WHAT IS EXPECTED -> What lines of the data below include the word "favicon"? Report them by copying each.

SUPPLIED RECORDS ->
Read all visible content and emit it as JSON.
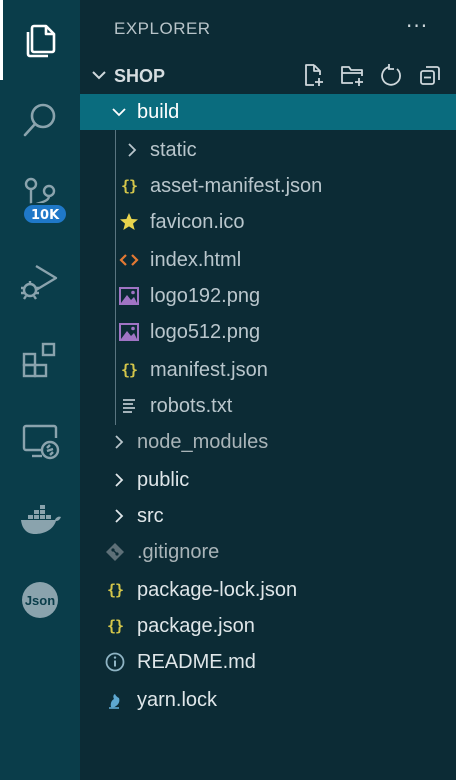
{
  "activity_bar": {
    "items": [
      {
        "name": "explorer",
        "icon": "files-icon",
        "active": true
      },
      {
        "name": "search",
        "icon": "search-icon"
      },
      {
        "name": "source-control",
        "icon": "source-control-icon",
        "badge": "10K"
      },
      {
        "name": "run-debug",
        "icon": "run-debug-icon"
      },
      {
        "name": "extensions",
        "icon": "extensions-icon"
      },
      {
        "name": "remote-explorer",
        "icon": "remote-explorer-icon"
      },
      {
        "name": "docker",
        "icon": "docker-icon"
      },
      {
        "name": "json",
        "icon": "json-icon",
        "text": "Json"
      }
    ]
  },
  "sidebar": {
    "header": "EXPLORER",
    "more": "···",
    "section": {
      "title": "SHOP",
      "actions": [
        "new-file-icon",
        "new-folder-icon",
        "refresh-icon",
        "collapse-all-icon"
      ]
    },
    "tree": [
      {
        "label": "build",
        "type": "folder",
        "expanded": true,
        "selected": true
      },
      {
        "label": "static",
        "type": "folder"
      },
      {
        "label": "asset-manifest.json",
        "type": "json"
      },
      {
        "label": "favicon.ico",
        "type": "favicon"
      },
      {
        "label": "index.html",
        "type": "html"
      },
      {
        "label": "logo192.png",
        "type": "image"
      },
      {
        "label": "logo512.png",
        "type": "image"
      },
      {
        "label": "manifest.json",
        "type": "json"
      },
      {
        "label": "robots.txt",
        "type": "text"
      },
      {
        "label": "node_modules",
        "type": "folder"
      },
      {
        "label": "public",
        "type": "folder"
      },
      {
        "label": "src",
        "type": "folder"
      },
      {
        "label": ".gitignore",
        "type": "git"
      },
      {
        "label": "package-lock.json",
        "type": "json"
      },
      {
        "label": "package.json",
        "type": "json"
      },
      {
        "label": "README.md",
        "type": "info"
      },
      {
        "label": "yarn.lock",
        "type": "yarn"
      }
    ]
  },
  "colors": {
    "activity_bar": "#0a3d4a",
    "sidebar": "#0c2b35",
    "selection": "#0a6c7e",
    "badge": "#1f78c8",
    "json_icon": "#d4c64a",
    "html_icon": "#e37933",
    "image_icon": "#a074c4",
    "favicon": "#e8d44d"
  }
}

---

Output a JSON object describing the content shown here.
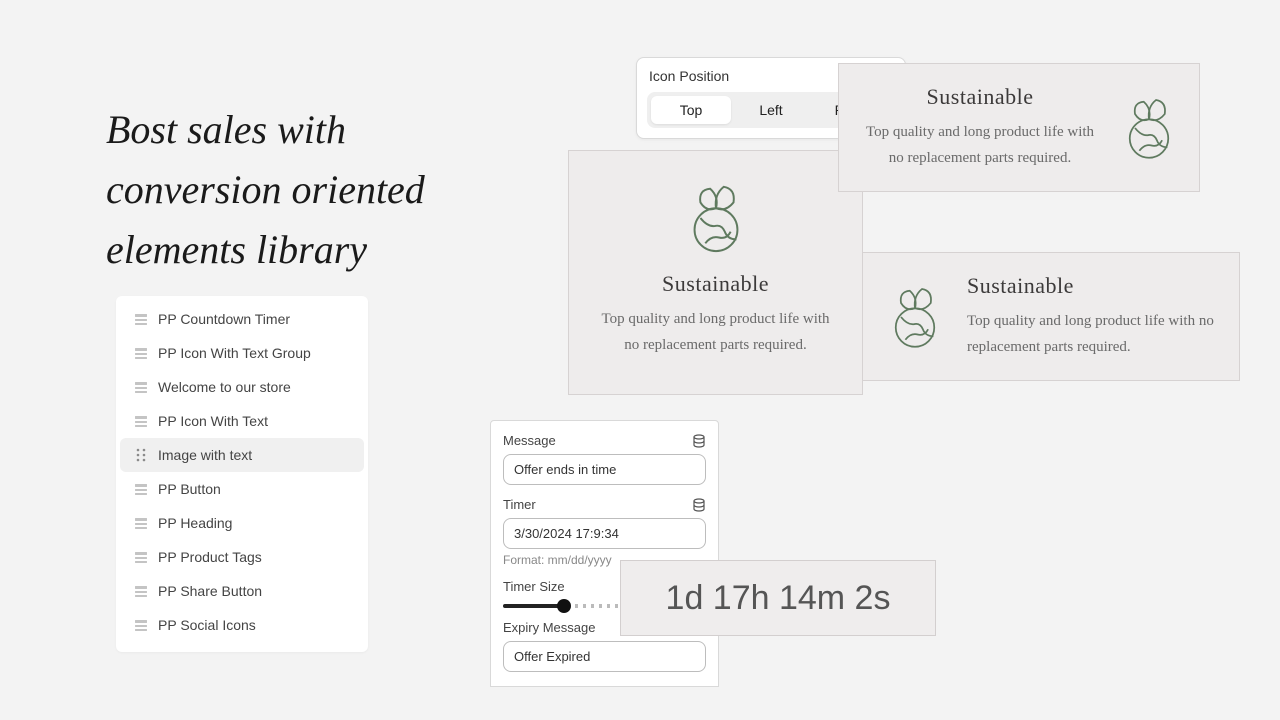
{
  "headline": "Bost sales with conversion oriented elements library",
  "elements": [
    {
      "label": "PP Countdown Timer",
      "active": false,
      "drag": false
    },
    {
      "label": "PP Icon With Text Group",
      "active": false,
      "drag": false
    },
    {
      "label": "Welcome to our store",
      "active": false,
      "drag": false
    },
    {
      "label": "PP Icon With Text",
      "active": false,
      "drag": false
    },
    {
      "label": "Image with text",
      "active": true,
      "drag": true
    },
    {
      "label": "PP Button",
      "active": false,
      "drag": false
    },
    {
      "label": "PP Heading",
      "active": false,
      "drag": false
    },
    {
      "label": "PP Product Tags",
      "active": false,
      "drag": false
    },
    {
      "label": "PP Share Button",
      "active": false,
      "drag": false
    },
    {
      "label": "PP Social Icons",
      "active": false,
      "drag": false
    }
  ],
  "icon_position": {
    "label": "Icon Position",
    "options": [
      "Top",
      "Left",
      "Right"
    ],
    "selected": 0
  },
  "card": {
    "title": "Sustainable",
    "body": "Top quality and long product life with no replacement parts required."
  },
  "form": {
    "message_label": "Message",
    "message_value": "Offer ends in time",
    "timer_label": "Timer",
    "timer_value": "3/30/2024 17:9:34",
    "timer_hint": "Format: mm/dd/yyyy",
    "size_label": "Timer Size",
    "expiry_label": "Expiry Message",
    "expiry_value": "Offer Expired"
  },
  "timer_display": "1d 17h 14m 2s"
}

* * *

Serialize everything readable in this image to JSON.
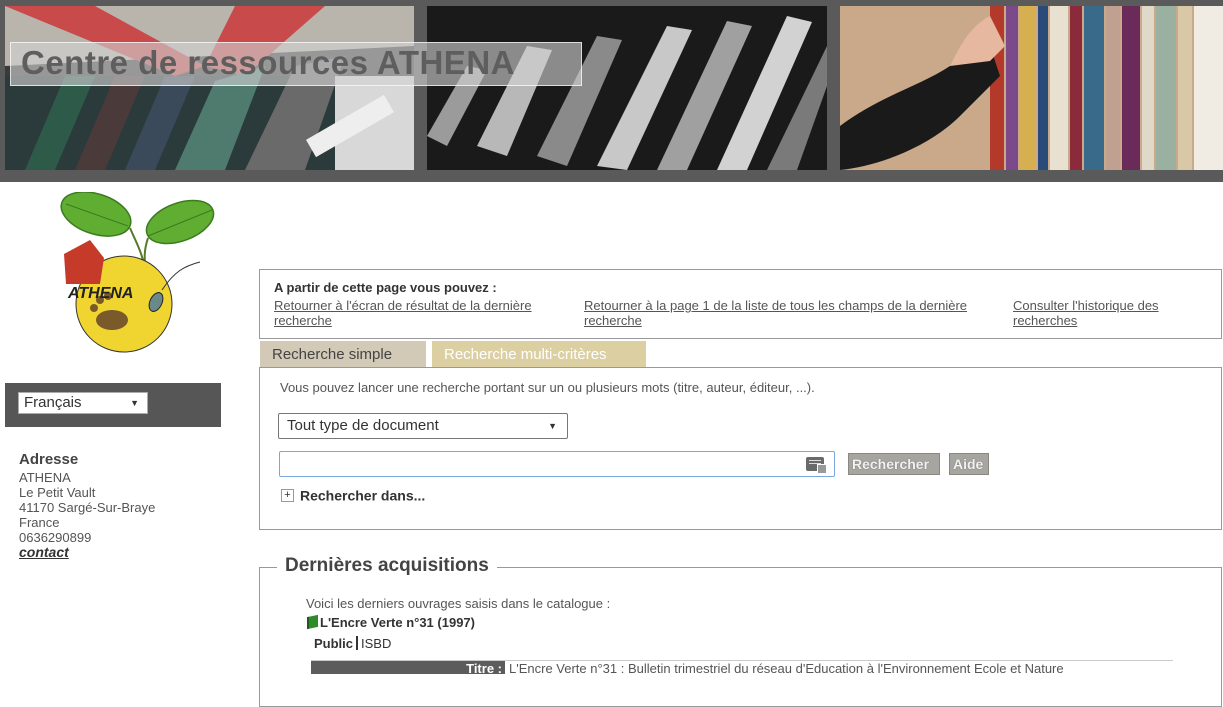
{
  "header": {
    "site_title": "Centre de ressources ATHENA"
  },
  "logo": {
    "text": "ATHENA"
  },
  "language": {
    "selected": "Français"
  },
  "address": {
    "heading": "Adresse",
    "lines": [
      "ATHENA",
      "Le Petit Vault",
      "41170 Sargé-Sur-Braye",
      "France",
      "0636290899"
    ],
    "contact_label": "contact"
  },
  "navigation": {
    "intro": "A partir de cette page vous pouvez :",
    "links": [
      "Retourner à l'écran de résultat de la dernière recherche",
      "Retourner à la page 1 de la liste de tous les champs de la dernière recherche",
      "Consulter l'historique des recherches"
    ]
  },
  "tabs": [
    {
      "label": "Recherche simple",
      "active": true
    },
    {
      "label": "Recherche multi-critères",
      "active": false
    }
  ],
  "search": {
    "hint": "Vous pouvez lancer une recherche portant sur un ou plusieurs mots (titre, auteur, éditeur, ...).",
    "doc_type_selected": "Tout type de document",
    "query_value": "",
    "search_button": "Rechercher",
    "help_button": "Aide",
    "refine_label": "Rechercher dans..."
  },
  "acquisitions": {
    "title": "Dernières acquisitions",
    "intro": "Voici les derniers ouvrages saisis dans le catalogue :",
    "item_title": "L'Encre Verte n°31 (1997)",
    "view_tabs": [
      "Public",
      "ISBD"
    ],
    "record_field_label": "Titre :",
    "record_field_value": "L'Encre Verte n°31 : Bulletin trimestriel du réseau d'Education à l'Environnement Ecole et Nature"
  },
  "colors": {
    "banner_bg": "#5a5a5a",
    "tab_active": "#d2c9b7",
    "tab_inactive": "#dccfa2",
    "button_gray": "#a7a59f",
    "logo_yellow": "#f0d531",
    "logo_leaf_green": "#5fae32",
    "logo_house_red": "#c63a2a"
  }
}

RESULT OF THIS EXERCISE ->
        "label": "favicon.ico",
        "type": "favicon"
    "favicon": "#e8d44d"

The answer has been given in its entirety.